(Exercise)
As you look over the data below, please find each line where the word "image" appears, then copy it.

(Task input)
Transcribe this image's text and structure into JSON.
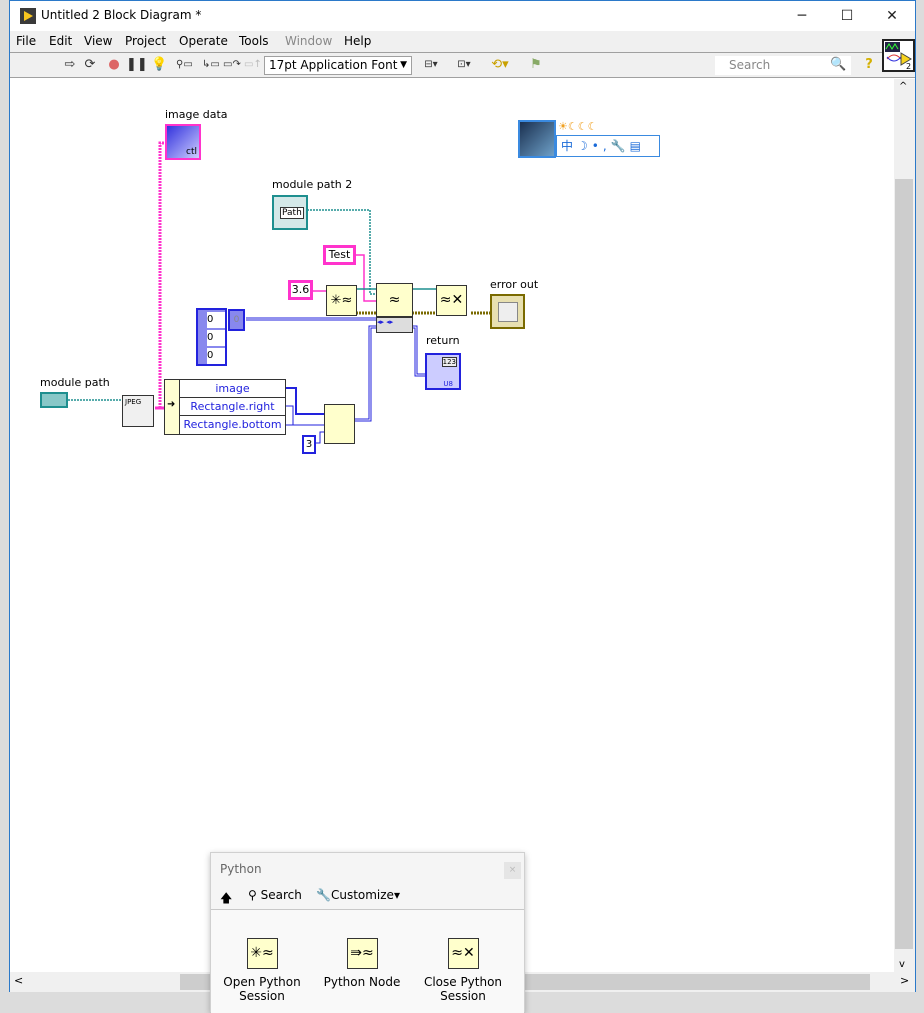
{
  "window": {
    "title": "Untitled 2 Block Diagram *",
    "minimize": "─",
    "maximize": "☐",
    "close": "✕"
  },
  "menu": [
    "File",
    "Edit",
    "View",
    "Project",
    "Operate",
    "Tools",
    "Window",
    "Help"
  ],
  "toolbar": {
    "font_select": "17pt Application Font",
    "search_placeholder": "Search",
    "help": "?"
  },
  "diagram": {
    "labels": {
      "image_data": "image data",
      "module_path_2": "module path 2",
      "module_path": "module path",
      "error_out": "error out",
      "return": "return"
    },
    "constants": {
      "test_string": "Test",
      "number": "3.6",
      "array_values": [
        "0",
        "0",
        "0"
      ],
      "array_index": "0",
      "three": "3",
      "path_text": "Path",
      "jpeg": "JPEG"
    },
    "unbundle_fields": [
      "image",
      "Rectangle.right",
      "Rectangle.bottom"
    ],
    "return_type": "U8",
    "return_display": "123"
  },
  "ime_bar": {
    "top_icons": "☀☾☾☾",
    "bottom": [
      "中",
      "☽",
      "•,",
      "🔧",
      "▤"
    ]
  },
  "palette": {
    "title": "Python",
    "close": "×",
    "up": "🡅",
    "search": "Search",
    "customize": "Customize▾",
    "items": [
      {
        "label": "Open Python Session",
        "icon": "open-python-session"
      },
      {
        "label": "Python Node",
        "icon": "python-node"
      },
      {
        "label": "Close Python Session",
        "icon": "close-python-session"
      }
    ]
  },
  "scroll": {
    "left": "<",
    "right": ">",
    "up": "^",
    "down": "v"
  }
}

(Result)
Transcribe this image's text and structure into JSON.
      "image_data": "image data",
      "image",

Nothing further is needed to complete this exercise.